Entries from a dataset of interfaces:
Content starts

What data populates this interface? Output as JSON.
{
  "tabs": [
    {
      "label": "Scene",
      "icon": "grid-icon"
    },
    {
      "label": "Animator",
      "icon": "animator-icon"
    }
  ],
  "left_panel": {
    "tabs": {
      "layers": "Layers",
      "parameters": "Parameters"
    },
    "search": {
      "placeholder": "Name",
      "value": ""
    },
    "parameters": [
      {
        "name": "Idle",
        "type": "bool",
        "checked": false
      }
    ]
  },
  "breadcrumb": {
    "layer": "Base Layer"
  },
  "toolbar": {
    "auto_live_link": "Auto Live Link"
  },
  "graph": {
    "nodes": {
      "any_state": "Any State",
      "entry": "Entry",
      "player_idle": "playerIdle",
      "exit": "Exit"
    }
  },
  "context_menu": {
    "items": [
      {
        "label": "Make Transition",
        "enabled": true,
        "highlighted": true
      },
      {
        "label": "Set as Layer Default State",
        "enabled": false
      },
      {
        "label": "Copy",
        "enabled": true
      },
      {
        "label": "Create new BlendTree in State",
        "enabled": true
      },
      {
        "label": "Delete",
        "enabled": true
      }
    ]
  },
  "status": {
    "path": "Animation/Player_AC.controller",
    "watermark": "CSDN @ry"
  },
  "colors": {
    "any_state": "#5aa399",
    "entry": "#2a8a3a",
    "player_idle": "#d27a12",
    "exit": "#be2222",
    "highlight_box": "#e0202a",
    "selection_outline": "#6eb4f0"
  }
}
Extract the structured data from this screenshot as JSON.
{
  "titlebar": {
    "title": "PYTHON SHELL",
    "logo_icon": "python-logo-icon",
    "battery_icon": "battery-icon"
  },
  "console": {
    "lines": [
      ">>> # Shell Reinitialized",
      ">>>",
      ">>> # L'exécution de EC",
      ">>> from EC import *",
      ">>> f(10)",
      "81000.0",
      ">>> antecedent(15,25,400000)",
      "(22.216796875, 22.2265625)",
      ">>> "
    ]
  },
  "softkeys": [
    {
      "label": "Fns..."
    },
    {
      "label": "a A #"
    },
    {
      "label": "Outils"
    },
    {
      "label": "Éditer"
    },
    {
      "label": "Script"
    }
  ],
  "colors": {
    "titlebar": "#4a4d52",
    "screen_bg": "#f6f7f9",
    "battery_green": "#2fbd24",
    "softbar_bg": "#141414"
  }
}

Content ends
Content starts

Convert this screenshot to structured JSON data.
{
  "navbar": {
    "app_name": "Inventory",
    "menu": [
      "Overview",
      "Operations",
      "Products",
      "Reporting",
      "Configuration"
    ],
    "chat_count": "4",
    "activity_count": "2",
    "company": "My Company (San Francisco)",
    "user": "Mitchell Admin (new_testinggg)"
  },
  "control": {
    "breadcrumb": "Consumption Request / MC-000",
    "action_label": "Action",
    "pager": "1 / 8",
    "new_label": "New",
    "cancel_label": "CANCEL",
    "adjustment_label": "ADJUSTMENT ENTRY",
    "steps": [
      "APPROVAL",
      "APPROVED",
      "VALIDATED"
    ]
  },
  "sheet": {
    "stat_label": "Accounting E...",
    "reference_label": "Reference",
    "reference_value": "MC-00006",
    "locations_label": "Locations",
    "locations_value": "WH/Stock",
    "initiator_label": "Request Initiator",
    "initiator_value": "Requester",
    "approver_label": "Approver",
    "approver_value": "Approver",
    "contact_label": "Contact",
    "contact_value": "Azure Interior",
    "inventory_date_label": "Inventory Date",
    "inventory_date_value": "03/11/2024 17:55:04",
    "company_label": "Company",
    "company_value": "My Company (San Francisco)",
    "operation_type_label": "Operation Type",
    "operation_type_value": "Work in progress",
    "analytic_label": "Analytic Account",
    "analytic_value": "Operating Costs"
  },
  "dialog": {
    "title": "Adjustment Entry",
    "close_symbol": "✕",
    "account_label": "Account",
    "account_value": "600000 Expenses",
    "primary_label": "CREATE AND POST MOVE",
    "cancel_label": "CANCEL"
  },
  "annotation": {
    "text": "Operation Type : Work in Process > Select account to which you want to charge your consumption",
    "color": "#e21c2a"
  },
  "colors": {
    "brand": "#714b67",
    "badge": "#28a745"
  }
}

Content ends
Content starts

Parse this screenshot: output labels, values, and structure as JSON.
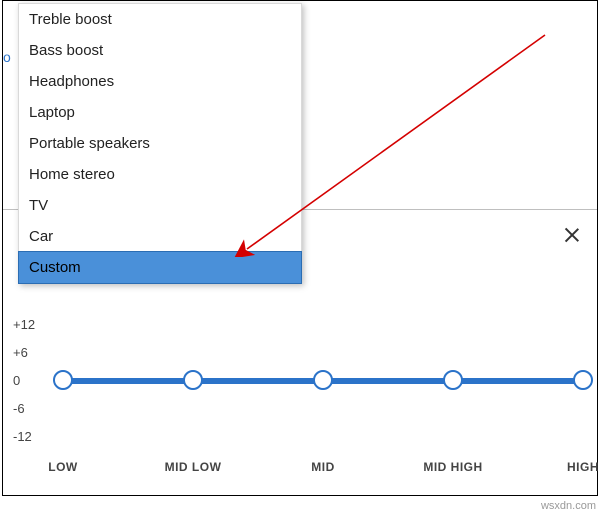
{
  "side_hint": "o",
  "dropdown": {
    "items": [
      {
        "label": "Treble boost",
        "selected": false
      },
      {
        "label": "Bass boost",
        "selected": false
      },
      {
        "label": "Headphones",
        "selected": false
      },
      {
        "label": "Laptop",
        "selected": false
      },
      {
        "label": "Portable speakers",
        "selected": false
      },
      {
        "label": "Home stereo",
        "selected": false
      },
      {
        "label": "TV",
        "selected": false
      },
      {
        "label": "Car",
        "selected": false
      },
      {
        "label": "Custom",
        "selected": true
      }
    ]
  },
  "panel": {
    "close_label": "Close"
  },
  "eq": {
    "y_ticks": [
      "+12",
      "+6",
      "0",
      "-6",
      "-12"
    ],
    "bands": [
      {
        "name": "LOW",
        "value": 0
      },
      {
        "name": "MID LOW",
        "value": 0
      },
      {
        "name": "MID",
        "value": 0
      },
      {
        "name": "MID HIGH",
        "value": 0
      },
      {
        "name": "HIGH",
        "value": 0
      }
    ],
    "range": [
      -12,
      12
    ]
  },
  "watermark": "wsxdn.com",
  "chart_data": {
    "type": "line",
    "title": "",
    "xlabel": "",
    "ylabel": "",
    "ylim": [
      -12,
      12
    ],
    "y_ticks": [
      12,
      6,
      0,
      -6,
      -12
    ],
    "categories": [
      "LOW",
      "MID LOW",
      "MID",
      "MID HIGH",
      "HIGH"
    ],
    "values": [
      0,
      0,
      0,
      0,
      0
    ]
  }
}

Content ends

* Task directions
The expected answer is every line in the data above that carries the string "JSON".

* Exercise output
What data populates this interface? Output as JSON.
Extract the structured data from this screenshot as JSON.
Convert this screenshot to structured JSON data.
Parse this screenshot: output labels, values, and structure as JSON.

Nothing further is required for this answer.